Retype the whole listing that follows so that it matches the original exactly.

━━━━━━━━━━━━━━━━━━━━

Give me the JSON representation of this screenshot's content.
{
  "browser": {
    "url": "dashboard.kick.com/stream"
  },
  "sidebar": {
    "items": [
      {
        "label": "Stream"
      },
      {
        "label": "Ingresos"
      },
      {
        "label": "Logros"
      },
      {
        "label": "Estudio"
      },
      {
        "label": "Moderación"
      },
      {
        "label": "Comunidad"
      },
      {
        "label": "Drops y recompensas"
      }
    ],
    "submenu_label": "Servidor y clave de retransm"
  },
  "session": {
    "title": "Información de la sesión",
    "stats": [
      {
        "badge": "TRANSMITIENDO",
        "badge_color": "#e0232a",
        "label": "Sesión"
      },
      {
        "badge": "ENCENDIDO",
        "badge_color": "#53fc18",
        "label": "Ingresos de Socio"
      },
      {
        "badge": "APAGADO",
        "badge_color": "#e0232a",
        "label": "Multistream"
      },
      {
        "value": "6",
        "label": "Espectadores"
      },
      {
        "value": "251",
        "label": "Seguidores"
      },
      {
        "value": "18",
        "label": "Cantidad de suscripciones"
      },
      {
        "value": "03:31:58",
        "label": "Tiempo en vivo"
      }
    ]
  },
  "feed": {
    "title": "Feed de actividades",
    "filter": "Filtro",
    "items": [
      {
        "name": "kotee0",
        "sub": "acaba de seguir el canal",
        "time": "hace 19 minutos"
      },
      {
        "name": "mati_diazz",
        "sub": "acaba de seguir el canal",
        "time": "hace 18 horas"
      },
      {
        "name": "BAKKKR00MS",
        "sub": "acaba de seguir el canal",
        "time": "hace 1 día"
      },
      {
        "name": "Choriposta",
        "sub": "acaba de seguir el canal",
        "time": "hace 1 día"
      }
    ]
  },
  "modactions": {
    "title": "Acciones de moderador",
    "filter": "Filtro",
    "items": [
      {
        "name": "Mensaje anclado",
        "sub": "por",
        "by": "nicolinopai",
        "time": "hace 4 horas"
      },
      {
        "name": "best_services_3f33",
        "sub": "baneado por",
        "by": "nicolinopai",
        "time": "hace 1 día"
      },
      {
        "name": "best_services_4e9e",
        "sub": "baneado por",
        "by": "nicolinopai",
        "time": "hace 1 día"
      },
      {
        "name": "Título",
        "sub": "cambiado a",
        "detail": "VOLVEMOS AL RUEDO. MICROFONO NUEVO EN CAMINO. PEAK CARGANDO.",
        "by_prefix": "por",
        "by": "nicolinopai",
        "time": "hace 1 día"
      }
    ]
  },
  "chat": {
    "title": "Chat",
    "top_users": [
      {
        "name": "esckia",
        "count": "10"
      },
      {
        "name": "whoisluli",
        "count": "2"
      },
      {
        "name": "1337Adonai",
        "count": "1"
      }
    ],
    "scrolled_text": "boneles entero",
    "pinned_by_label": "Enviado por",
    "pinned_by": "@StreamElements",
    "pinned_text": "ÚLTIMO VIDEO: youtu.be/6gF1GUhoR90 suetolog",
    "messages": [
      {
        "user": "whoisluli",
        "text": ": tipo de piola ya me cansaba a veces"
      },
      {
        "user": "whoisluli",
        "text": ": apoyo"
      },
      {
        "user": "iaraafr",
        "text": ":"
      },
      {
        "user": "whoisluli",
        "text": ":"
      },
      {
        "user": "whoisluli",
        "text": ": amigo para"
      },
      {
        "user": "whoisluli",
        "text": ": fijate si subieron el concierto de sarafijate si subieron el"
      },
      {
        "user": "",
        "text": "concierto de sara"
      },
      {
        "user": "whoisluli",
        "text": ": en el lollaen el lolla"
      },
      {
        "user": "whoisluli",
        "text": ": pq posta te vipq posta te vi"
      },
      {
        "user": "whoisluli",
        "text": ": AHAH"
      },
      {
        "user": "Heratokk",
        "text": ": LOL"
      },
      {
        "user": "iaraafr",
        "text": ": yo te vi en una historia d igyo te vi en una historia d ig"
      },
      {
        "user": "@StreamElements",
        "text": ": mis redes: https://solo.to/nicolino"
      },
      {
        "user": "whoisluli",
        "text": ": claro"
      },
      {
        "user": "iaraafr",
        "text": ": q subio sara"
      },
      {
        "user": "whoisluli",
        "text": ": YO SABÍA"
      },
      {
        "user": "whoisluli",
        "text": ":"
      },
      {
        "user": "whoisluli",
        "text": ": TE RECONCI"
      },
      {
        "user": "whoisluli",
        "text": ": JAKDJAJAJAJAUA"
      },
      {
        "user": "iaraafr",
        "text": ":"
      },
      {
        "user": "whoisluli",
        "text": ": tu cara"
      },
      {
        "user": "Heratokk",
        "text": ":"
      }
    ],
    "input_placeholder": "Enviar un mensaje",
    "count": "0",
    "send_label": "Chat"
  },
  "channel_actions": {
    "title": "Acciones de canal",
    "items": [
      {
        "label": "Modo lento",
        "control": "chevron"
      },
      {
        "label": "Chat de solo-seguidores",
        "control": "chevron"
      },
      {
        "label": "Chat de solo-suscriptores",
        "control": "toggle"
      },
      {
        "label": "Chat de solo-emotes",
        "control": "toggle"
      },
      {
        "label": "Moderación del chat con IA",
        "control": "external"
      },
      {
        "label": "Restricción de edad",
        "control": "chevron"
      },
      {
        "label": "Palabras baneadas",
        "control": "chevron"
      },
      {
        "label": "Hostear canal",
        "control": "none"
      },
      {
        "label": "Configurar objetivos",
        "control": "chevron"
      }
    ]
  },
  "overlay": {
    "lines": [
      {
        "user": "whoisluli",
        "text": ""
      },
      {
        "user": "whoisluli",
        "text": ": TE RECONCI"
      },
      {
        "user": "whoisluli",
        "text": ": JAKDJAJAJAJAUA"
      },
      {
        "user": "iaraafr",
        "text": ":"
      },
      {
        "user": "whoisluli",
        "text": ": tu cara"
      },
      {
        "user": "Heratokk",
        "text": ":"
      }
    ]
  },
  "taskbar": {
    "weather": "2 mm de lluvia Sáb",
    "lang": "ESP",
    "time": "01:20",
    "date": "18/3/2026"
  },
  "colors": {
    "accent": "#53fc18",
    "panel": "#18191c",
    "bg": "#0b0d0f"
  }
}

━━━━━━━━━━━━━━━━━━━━

§ Your response:
Give me the JSON representation of this screenshot's content.
{
  "browser": {
    "url": "dashboard.kick.com/stream"
  },
  "sidebar": {
    "items": [
      {
        "label": "Stream"
      },
      {
        "label": "Ingresos"
      },
      {
        "label": "Logros"
      },
      {
        "label": "Estudio"
      },
      {
        "label": "Moderación"
      },
      {
        "label": "Comunidad"
      },
      {
        "label": "Drops y recompensas"
      }
    ],
    "submenu_label": "Servidor y clave de retransm"
  },
  "session": {
    "title": "Información de la sesión",
    "stats": [
      {
        "badge": "TRANSMITIENDO",
        "badge_color": "#e0232a",
        "label": "Sesión"
      },
      {
        "badge": "ENCENDIDO",
        "badge_color": "#53fc18",
        "label": "Ingresos de Socio"
      },
      {
        "badge": "APAGADO",
        "badge_color": "#e0232a",
        "label": "Multistream"
      },
      {
        "value": "6",
        "label": "Espectadores"
      },
      {
        "value": "251",
        "label": "Seguidores"
      },
      {
        "value": "18",
        "label": "Cantidad de suscripciones"
      },
      {
        "value": "03:31:58",
        "label": "Tiempo en vivo"
      }
    ]
  },
  "feed": {
    "title": "Feed de actividades",
    "filter": "Filtro",
    "items": [
      {
        "name": "kotee0",
        "sub": "acaba de seguir el canal",
        "time": "hace 19 minutos"
      },
      {
        "name": "mati_diazz",
        "sub": "acaba de seguir el canal",
        "time": "hace 18 horas"
      },
      {
        "name": "BAKKKR00MS",
        "sub": "acaba de seguir el canal",
        "time": "hace 1 día"
      },
      {
        "name": "Choriposta",
        "sub": "acaba de seguir el canal",
        "time": "hace 1 día"
      }
    ]
  },
  "modactions": {
    "title": "Acciones de moderador",
    "filter": "Filtro",
    "items": [
      {
        "name": "Mensaje anclado",
        "sub": "por",
        "by": "nicolinopai",
        "time": "hace 4 horas"
      },
      {
        "name": "best_services_3f33",
        "sub": "baneado por",
        "by": "nicolinopai",
        "time": "hace 1 día"
      },
      {
        "name": "best_services_4e9e",
        "sub": "baneado por",
        "by": "nicolinopai",
        "time": "hace 1 día"
      },
      {
        "name": "Título",
        "sub": "cambiado a",
        "detail": "VOLVEMOS AL RUEDO. MICROFONO NUEVO EN CAMINO. PEAK CARGANDO.",
        "by_prefix": "por",
        "by": "nicolinopai",
        "time": "hace 1 día"
      }
    ]
  },
  "chat": {
    "title": "Chat",
    "top_users": [
      {
        "name": "esckia",
        "count": "10"
      },
      {
        "name": "whoisluli",
        "count": "2"
      },
      {
        "name": "1337Adonai",
        "count": "1"
      }
    ],
    "scrolled_text": "boneles entero",
    "pinned_by_label": "Enviado por",
    "pinned_by": "@StreamElements",
    "pinned_text": "ÚLTIMO VIDEO: youtu.be/6gF1GUhoR90 suetolog",
    "messages": [
      {
        "user": "whoisluli",
        "text": ": tipo de piola ya me cansaba a veces"
      },
      {
        "user": "whoisluli",
        "text": ": apoyo"
      },
      {
        "user": "iaraafr",
        "text": ":"
      },
      {
        "user": "whoisluli",
        "text": ":"
      },
      {
        "user": "whoisluli",
        "text": ": amigo para"
      },
      {
        "user": "whoisluli",
        "text": ": fijate si subieron el concierto de sarafijate si subieron el"
      },
      {
        "user": "",
        "text": "concierto de sara"
      },
      {
        "user": "whoisluli",
        "text": ": en el lollaen el lolla"
      },
      {
        "user": "whoisluli",
        "text": ": pq posta te vipq posta te vi"
      },
      {
        "user": "whoisluli",
        "text": ": AHAH"
      },
      {
        "user": "Heratokk",
        "text": ": LOL"
      },
      {
        "user": "iaraafr",
        "text": ": yo te vi en una historia d igyo te vi en una historia d ig"
      },
      {
        "user": "@StreamElements",
        "text": ": mis redes: https://solo.to/nicolino"
      },
      {
        "user": "whoisluli",
        "text": ": claro"
      },
      {
        "user": "iaraafr",
        "text": ": q subio sara"
      },
      {
        "user": "whoisluli",
        "text": ": YO SABÍA"
      },
      {
        "user": "whoisluli",
        "text": ":"
      },
      {
        "user": "whoisluli",
        "text": ": TE RECONCI"
      },
      {
        "user": "whoisluli",
        "text": ": JAKDJAJAJAJAUA"
      },
      {
        "user": "iaraafr",
        "text": ":"
      },
      {
        "user": "whoisluli",
        "text": ": tu cara"
      },
      {
        "user": "Heratokk",
        "text": ":"
      }
    ],
    "input_placeholder": "Enviar un mensaje",
    "count": "0",
    "send_label": "Chat"
  },
  "channel_actions": {
    "title": "Acciones de canal",
    "items": [
      {
        "label": "Modo lento",
        "control": "chevron"
      },
      {
        "label": "Chat de solo-seguidores",
        "control": "chevron"
      },
      {
        "label": "Chat de solo-suscriptores",
        "control": "toggle"
      },
      {
        "label": "Chat de solo-emotes",
        "control": "toggle"
      },
      {
        "label": "Moderación del chat con IA",
        "control": "external"
      },
      {
        "label": "Restricción de edad",
        "control": "chevron"
      },
      {
        "label": "Palabras baneadas",
        "control": "chevron"
      },
      {
        "label": "Hostear canal",
        "control": "none"
      },
      {
        "label": "Configurar objetivos",
        "control": "chevron"
      }
    ]
  },
  "overlay": {
    "lines": [
      {
        "user": "whoisluli",
        "text": ""
      },
      {
        "user": "whoisluli",
        "text": ": TE RECONCI"
      },
      {
        "user": "whoisluli",
        "text": ": JAKDJAJAJAJAUA"
      },
      {
        "user": "iaraafr",
        "text": ":"
      },
      {
        "user": "whoisluli",
        "text": ": tu cara"
      },
      {
        "user": "Heratokk",
        "text": ":"
      }
    ]
  },
  "taskbar": {
    "weather": "2 mm de lluvia Sáb",
    "lang": "ESP",
    "time": "01:20",
    "date": "18/3/2026"
  },
  "colors": {
    "accent": "#53fc18",
    "panel": "#18191c",
    "bg": "#0b0d0f"
  }
}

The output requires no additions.